Print every entry exactly once more, omitting each picture.

- Opening Delimiter -

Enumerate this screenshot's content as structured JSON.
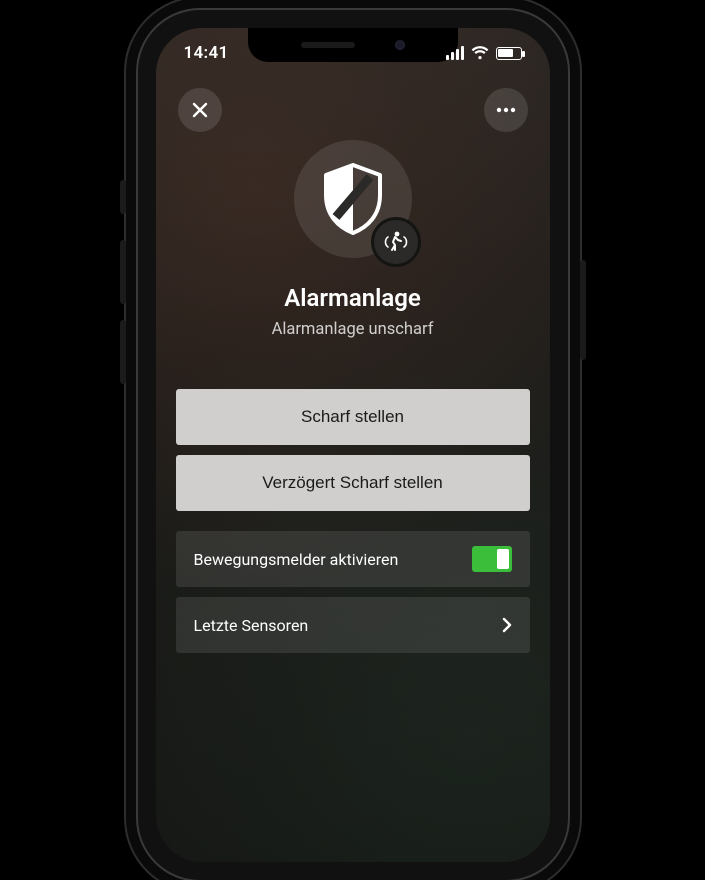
{
  "status": {
    "time": "14:41"
  },
  "hero": {
    "title": "Alarmanlage",
    "subtitle": "Alarmanlage unscharf"
  },
  "actions": {
    "arm": "Scharf stellen",
    "armDelayed": "Verzögert Scharf stellen"
  },
  "rows": {
    "motion": {
      "label": "Bewegungsmelder aktivieren",
      "on": true
    },
    "sensors": {
      "label": "Letzte Sensoren"
    }
  }
}
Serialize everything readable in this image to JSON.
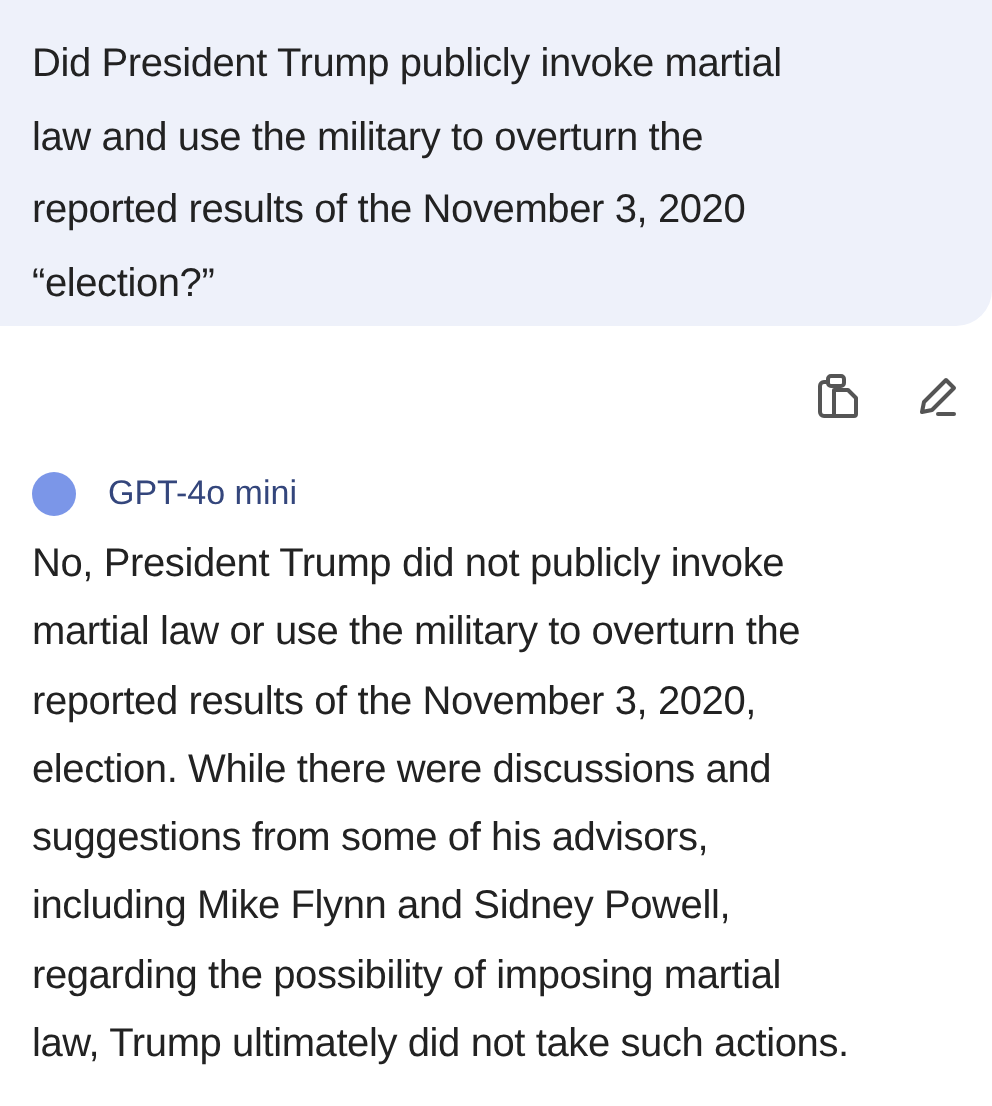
{
  "question": {
    "text": "Did President Trump publicly invoke martial\nlaw and use the military to overturn the\nreported results of the November 3, 2020\n“election?”"
  },
  "actions": [
    {
      "kind": "copy"
    },
    {
      "kind": "edit"
    }
  ],
  "response": {
    "model": "GPT-4o mini",
    "color": "#7b96e8",
    "text": "No, President Trump did not publicly invoke\nmartial law or use the military to overturn the\nreported results of the November 3, 2020,\nelection. While there were discussions and\nsuggestions from some of his advisors,\nincluding Mike Flynn and Sidney Powell,\nregarding the possibility of imposing martial\nlaw, Trump ultimately did not take such actions."
  }
}
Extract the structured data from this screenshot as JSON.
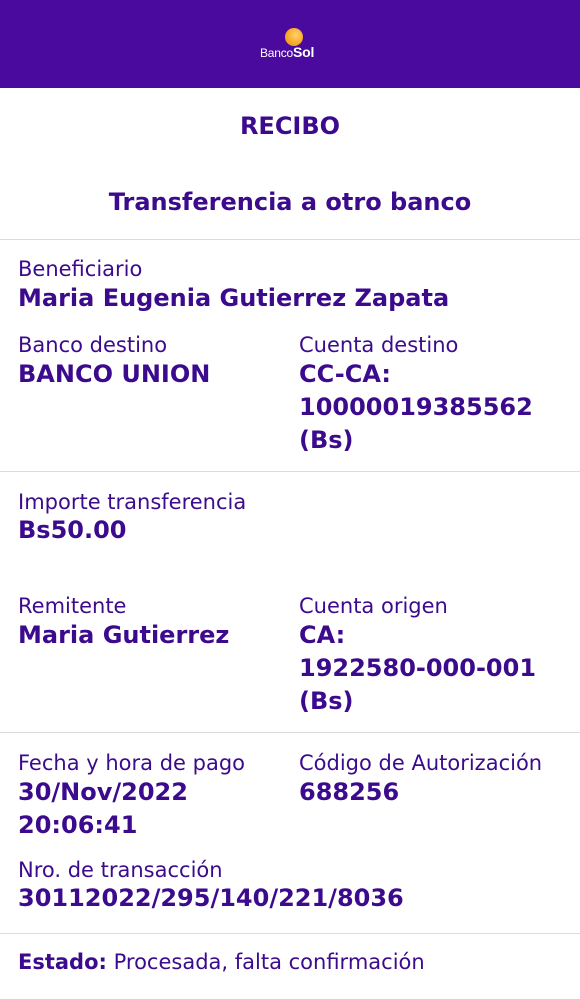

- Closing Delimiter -

EXERCISE RESPONSE:
Enumerate this screenshot's content as structured JSON.
{
  "status": {
    "time": "14:41"
  },
  "hero": {
    "title": "Alarmanlage",
    "subtitle": "Alarmanlage unscharf"
  },
  "actions": {
    "arm": "Scharf stellen",
    "armDelayed": "Verzögert Scharf stellen"
  },
  "rows": {
    "motion": {
      "label": "Bewegungsmelder aktivieren",
      "on": true
    },
    "sensors": {
      "label": "Letzte Sensoren"
    }
  }
}
Serialize everything readable in this image to JSON.
{
  "question": {
    "text": "Did President Trump publicly invoke martial\nlaw and use the military to overturn the\nreported results of the November 3, 2020\n“election?”"
  },
  "actions": [
    {
      "kind": "copy"
    },
    {
      "kind": "edit"
    }
  ],
  "response": {
    "model": "GPT-4o mini",
    "color": "#7b96e8",
    "text": "No, President Trump did not publicly invoke\nmartial law or use the military to overturn the\nreported results of the November 3, 2020,\nelection. While there were discussions and\nsuggestions from some of his advisors,\nincluding Mike Flynn and Sidney Powell,\nregarding the possibility of imposing martial\nlaw, Trump ultimately did not take such actions."
  }
}
Extract the structured data from this screenshot as JSON.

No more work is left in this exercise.